**SUPPLIED ENTRIES**
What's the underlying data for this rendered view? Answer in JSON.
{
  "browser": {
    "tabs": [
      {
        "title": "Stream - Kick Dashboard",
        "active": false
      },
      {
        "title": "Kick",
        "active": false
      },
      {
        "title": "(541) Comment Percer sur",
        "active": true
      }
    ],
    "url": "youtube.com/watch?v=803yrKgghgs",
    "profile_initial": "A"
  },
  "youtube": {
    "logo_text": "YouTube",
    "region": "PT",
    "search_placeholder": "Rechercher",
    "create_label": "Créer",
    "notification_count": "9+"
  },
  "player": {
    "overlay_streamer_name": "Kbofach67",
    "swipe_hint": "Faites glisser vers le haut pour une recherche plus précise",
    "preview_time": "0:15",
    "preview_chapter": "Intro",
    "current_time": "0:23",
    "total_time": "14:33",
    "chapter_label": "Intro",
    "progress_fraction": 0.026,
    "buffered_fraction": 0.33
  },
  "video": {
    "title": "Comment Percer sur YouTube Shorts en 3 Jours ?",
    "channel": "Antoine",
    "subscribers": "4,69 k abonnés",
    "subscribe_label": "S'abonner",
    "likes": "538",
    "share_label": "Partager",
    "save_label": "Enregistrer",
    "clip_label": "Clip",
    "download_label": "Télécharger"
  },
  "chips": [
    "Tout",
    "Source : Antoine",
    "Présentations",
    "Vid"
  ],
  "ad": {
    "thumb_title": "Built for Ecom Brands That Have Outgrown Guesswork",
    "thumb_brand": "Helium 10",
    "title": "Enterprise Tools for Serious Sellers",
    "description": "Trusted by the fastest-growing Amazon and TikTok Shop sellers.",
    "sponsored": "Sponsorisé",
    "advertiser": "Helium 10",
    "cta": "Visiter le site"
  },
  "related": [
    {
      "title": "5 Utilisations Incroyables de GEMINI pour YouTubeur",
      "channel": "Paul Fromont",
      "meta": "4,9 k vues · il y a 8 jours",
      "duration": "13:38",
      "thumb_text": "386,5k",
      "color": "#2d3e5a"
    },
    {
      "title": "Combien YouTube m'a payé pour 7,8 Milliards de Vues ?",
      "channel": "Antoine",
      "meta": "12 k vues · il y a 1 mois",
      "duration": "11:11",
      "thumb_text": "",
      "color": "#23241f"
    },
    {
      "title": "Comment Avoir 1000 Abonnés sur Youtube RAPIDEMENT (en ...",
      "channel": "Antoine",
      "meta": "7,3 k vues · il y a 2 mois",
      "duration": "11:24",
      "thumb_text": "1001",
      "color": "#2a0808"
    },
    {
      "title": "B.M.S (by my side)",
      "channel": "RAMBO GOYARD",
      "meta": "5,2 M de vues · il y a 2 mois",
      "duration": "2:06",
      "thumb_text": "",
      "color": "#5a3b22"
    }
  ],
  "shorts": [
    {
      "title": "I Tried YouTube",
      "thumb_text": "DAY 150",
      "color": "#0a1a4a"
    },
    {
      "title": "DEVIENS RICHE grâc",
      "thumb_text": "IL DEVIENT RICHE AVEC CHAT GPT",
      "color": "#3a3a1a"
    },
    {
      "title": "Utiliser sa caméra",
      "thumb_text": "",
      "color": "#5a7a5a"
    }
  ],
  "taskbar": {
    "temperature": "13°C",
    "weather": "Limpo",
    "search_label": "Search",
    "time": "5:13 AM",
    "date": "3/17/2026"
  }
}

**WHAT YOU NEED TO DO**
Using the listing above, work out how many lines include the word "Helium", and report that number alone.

**PROBLEM SOLUTION**
2